Get Encouraged & Inspired. Gardening can be so diverse. Having the privileged to grow up gardening, I was fortunate to see so many types of gardens and methods. I adopted my favorites and oddly, when I married, my husband had his methods. Over time, methods seem to really work better for certain crops that I was not accustomed to growing a certain way, and likewise with my husband. Every year, we love to see peoples gardens. It is inspiring and encouraging! Our garden is a huge blessing and so beautifully productive, but there’s just that one thing in someone’s garden that we “might try” or that give’s us a new idea with something we are already doing. It’s wonderful! It keeps things lively, new & interesting!
BONUS: Compost. If you are able to compost your garden area, do so, it will not hurt! If it is covered in snow, do you have compost methods ready. We use a mixture of bunny manures and one of our kiddos has taken a fancy to worm farming. The compost is wonderful and greatly impacts the garden! IF you do not have anything available, now is the time to plan. Can you call a local farmer and ask him to call you when he/she has thawed manure. If your area is saturated with farmers, it will probably be free if you haul it. Locals here are free OR up to $25 dollars for as much as you can load. Simply drive up, and they use the bucket on the tractor to fill your truck and/or trailer. ***Make sure you check what kinds of manure. Some manures are too HOT for a garden. There are methods to breaking it down, but it’s best to get ready manure that can go on as you till up your garden. Just ask your local farmer or coop group.
~Saute 6 cloves of garlic (minced) in a cast iron frying pan or dutch oven for 1 minute.
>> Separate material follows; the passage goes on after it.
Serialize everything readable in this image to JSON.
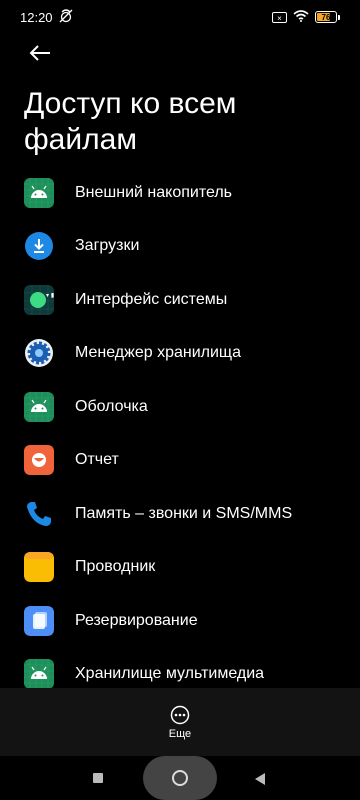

~Add 5 & 1/4 Cups of chicken broth. Heat on medium. As is begins to warm, add 1 & 1/2 cups of heavy cream & 6 cups of broccoli chunks. (I have diced mine small in a mandaline chopper for young children and add 2 cans of chopped carrots run through the mandaline chopper as well.) Heat. Bring to a boil slowly. Then reduce heat and simmer for 20 minutes. (Veggies should be soft and tender.)
~Once heated thoroughly, remove from heat. Continually stir and add 4-5 Cups of shredded cheddar cheese.
**These recipes are calculated for 10 children and 2 adults.